Sort through the material below and copy each line with "JSON".
═══ Supplied data ═══
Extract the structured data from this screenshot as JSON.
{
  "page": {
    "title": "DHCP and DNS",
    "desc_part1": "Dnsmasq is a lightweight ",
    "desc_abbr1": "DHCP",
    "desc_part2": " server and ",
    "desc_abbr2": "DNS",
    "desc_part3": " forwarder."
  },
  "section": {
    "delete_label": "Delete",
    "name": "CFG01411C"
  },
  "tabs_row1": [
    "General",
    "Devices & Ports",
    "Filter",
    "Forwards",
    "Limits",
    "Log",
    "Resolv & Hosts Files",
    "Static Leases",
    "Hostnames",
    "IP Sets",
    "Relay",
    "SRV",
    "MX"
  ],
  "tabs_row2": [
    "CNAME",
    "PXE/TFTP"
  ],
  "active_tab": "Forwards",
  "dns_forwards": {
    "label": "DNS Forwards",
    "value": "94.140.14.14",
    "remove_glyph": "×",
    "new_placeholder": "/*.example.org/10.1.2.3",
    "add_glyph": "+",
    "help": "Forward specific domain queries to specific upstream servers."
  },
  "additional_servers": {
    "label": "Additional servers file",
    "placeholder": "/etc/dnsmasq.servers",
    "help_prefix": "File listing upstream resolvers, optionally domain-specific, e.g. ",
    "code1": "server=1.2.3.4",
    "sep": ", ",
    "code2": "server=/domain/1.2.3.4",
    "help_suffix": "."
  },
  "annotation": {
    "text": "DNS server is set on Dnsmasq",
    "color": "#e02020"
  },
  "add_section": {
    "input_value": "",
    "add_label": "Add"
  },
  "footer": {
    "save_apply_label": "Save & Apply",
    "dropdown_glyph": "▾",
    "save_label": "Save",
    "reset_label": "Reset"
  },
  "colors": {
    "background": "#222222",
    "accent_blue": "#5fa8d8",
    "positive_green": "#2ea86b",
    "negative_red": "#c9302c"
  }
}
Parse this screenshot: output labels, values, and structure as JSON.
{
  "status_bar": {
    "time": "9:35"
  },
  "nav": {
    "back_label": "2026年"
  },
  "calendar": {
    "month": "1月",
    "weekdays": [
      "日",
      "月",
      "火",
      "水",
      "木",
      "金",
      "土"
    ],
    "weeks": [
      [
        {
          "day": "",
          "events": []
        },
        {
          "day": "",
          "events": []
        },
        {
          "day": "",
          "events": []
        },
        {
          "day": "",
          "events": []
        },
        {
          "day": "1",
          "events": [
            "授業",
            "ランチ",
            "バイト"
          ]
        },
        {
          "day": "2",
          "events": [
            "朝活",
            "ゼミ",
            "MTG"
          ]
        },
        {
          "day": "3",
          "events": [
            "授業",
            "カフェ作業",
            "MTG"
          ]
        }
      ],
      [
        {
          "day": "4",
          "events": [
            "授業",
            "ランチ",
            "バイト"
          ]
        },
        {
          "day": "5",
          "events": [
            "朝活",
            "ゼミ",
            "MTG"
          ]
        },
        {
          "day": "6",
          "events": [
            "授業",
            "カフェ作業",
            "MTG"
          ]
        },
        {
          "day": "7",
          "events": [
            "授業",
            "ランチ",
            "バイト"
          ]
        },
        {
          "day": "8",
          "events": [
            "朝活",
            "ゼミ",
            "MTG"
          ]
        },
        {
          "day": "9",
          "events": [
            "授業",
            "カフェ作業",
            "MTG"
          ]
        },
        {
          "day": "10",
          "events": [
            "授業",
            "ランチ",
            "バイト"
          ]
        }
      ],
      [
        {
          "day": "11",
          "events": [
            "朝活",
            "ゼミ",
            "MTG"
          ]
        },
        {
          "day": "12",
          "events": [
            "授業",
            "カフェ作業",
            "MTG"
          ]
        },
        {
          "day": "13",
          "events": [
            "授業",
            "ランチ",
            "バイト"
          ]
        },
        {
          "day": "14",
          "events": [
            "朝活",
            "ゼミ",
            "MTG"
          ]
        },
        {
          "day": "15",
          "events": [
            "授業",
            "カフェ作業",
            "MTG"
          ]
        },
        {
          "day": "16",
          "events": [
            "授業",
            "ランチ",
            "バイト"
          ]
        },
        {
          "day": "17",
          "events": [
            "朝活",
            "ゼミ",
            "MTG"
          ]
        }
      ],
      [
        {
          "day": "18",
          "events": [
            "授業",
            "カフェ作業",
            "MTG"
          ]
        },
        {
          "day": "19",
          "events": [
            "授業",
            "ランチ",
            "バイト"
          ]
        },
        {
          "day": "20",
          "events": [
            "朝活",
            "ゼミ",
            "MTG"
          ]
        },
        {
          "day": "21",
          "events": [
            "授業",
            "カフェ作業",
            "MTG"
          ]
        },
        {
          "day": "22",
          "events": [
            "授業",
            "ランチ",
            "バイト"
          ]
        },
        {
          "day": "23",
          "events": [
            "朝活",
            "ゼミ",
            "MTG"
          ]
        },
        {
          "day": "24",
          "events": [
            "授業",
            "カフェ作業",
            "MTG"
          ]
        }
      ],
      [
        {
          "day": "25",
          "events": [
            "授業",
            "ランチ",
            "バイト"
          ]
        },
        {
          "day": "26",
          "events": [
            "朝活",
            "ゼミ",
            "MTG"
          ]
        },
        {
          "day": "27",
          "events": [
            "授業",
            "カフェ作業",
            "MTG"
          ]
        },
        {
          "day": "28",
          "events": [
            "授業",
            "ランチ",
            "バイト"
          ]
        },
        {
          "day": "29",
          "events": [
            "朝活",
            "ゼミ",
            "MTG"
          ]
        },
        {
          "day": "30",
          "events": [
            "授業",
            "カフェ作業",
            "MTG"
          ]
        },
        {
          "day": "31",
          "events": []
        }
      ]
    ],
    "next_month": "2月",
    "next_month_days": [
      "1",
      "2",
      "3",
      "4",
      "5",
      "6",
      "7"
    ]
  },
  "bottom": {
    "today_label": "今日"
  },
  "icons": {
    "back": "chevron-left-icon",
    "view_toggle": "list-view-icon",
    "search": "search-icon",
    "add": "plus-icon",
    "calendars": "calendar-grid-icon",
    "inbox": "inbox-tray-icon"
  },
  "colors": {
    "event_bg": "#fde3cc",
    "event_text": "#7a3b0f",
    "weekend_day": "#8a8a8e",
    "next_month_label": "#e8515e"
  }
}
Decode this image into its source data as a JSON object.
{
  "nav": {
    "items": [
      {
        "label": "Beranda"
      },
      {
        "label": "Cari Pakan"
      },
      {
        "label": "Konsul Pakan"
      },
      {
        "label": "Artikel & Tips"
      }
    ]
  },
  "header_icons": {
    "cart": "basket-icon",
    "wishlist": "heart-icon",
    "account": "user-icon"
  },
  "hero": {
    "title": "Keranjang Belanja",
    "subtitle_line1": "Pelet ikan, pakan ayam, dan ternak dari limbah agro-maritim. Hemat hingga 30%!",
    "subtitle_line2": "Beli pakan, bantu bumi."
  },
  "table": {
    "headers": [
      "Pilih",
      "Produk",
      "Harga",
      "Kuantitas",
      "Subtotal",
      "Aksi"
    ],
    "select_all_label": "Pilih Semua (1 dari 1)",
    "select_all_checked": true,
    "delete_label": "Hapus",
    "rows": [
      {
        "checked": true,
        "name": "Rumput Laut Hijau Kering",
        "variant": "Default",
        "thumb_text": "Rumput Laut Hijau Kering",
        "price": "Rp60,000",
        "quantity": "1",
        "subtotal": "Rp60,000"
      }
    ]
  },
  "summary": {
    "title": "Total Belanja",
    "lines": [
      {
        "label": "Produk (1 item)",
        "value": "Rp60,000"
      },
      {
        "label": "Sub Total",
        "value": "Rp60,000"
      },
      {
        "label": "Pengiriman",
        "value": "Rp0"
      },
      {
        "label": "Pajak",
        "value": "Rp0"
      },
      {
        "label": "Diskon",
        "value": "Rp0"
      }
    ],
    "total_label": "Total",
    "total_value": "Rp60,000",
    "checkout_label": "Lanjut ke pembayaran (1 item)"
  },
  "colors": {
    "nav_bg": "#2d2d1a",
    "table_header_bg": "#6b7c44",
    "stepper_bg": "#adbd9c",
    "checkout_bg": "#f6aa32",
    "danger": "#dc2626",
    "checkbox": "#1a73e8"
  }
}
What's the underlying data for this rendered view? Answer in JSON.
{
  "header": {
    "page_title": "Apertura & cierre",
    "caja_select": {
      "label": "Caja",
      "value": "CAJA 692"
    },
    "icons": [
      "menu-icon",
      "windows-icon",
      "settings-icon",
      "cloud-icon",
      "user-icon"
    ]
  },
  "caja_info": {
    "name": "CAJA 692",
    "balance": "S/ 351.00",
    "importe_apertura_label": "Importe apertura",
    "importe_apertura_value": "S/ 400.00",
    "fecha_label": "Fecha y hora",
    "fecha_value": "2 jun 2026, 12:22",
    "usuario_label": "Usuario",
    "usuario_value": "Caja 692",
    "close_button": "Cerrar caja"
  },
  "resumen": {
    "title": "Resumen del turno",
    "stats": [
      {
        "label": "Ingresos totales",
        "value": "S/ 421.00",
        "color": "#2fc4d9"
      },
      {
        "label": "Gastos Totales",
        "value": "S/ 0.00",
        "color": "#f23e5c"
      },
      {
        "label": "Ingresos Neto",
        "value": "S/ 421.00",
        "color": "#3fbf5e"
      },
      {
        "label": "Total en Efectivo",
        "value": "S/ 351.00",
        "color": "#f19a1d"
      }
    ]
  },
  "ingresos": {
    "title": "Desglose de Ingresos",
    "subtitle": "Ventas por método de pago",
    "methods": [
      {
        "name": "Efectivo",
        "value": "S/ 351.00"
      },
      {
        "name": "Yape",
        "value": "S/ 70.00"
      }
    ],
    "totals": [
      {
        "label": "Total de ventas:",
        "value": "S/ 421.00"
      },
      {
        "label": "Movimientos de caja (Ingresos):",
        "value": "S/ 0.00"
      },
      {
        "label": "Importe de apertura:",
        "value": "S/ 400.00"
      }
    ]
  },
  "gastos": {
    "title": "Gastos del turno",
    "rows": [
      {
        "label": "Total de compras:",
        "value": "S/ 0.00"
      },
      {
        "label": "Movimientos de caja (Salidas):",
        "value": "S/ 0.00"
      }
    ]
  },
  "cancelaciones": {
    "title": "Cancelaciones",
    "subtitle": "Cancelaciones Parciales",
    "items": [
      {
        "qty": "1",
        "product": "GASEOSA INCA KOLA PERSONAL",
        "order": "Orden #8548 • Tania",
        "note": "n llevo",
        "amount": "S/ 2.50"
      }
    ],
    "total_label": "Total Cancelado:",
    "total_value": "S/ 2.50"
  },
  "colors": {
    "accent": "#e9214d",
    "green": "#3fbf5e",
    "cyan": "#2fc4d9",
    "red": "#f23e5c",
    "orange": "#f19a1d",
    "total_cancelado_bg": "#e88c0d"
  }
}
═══
**Result**
Extract the structured data from this screenshot as JSON.
Parse this screenshot: output labels, values, and structure as JSON.
Decode this image into its source data as a JSON object.
What's the underlying data for this rendered view? Answer in JSON.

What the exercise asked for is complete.